After nearly a week awash in news about Hillary Clinton’s vice presidential running mate Tim Kaine — current Senator from Virginia, former governor of that state, Democrat — Trump confuses him with Tom Kean, former governor of New Jersey and a Republican. (Both names are both pronounced “kane.”) When someone corrects him on the state name, Trump switches that but goes on talking about events drawn from New Jersey politics (with which he’d naturally be more familiar) rather than Virginia’s.
Wealth isn't necessarily bad in and of itself, but a new report suggests there's a correlation between the rich getting richer and everyone else getting left behind.
It’s all but impossible to dispute: Extreme wealth is growing in America. The top 1 percent accounted for less than 10 percent of total earned income in the 1970s. By the end of 2012, they held more than 20 percent, according to Emmanuel Saez, a professor at UC Berkeley. What’s more, between 1993 and 2012, the top 1 percent saw their incomes grow 86.1 percent, while the bottom 99 percent saw just 6.6 percent growth, according to Saez’s research.

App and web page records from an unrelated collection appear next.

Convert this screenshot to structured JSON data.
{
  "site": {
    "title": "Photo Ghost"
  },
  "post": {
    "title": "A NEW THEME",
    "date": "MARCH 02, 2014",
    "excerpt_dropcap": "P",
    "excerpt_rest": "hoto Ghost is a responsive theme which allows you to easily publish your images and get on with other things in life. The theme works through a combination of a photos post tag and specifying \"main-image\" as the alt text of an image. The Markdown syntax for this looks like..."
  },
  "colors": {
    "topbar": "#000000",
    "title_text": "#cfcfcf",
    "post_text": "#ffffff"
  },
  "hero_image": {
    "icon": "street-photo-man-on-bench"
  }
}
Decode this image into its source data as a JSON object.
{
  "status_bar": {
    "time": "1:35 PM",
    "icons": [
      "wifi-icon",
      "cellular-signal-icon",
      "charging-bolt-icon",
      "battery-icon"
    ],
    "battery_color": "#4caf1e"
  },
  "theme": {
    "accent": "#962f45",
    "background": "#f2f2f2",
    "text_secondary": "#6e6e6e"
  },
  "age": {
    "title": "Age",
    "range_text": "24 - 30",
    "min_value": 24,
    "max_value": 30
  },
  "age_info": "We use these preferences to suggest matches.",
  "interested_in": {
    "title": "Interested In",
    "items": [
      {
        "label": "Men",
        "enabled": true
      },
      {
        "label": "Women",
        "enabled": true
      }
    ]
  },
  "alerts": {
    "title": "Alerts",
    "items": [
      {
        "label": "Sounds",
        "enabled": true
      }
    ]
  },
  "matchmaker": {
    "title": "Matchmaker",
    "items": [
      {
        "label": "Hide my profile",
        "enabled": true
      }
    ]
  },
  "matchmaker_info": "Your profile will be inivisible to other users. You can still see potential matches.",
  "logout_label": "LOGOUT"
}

Wealth is not necessarily a bad thing. People with more money could spend it on goods and services that help employ people at the bottom. But do they? And why do gains for workers at the top seem to come at the same time that it is becoming harder for everyone else to see their wages increase?
Physicists can’t agree on whether the flow of future to past is real or a mental construct.
Einstein once described his friend Michele Besso as “the best sounding board in Europe” for scientific ideas. They attended university together in Zurich; later they were colleagues at the patent office in Bern. When Besso died in the spring of 1955, Einstein—knowing that his own time was also running out—wrote a now-famous letter to Besso’s family. “Now he has departed this strange world a little ahead of me,” Einstein wrote of his friend’s passing. “That signifies nothing. For us believing physicists, the distinction between past, present, and future is only a stubbornly persistent illusion.”
Einstein’s statement was not merely an attempt at consolation. Many physicists argue that Einstein’s position is implied by the two pillars of modern physics: Einstein’s masterpiece, the general theory of relativity, and the Standard Model of particle physics. The laws that underlie these theories are time-symmetric—that is, the physics they describe is the same, regardless of whether the variable called “time” increases or decreases. Moreover, they say nothing at all about the point we call “now”—a special moment (or so it appears) for us, but seemingly undefined when we talk about the universe at large. The resulting timeless cosmos is sometimes called a “block universe”—a static block of space-time in which any flow of time, or passage through it, must presumably be a mental construct or other illusion.